What’s a “Fair Share” for Medicare Beneficiaries?

There’s a very illuminating story in the newest edition of National Journal (no, I can’t link to the article because it’s subscription-only material, but I urge you to check out the Meghan McCarthy article “A Fair Share” on page 38) regarding the actual out-of-pocket healthcare costs for Medicare beneficiaries.

The President’s proposed budget, released this past Monday, calls for over $32 billion in new beneficiary costs over the next decade assessed in the form of higher co-pays, deductibles and premiums for higher-income seniors.  (More on the President’s proposed Medicare provisions here.) As President Obama said last fall, he is asking “the wealthiest Americans…to pay their fair share.”
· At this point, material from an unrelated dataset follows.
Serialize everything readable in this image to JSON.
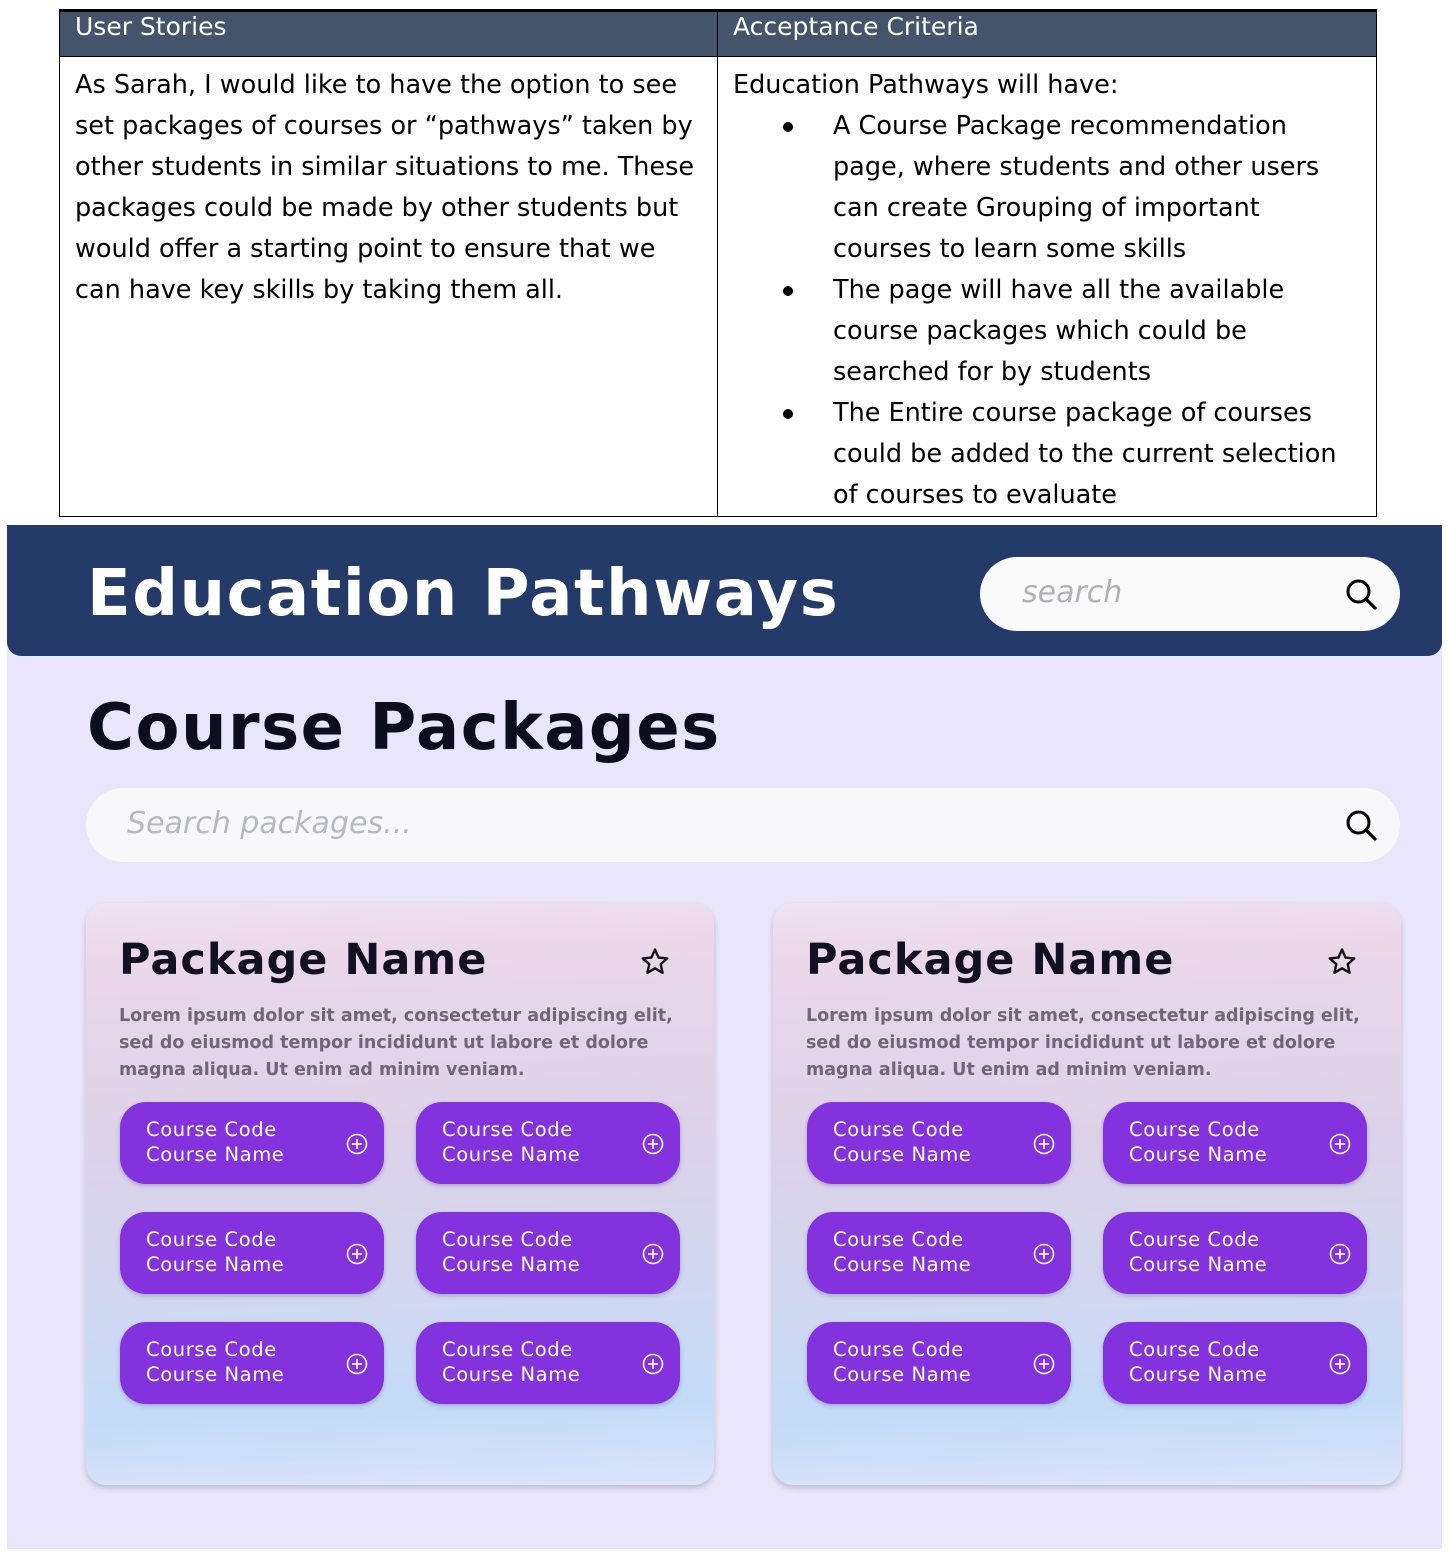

What Ms. McCarthy points out in her article is that seniors, without even accounting for any Obama-proposed increases, are already paying plenty for Medicare coverage.  As she writes:

  • Americans under 65 spend, according to the Kaiser Family Foundation, about three percent of their income on healthcare. Medicare beneficiaries spend 16 percent, and that figure is expected to reach 26 percent by 2020.
  • Under the Affordable Care Act, private sector employees who pay more than 9.5 percent of their income for health insurance will qualify for coverage in a state exchange and possibly be eligible for premium subsidies.  According to Kaiser, seniors were spending an average eight percent of their incomes on Medicare premiums in 2006 and had no access to competitive insurance exchanges or subsidies.
  • The White House wants 25 percent of beneficiaries, or 19 million people, to pay higher Medicare premiums or “more of their fair share.”  Kaiser, according to Ms. McCarthy, has estimated that this 25 percent threshold will affect people not typically considered wealthy.

The National Journal article gets right to the heart of the dilemma.  Under Medicare’s current structure, there are limited options to achieve financial solvency.  Ms. McCarthy wrote, “And without an alternative to Medicare’s fee-for-service system, the government is limited to cutting provider payments – which the president’s budget also does, or asking seniors to cough up extra cash.”

And that raises the question, should there be other options?  More to the point, shouldn’t Medicare beneficiaries, who are paying plenty for their healthcare, have the same option under-65 consumers will soon enjoy to shop in a competitive exchange for the health plan that offers the best value for their particular health needs and status?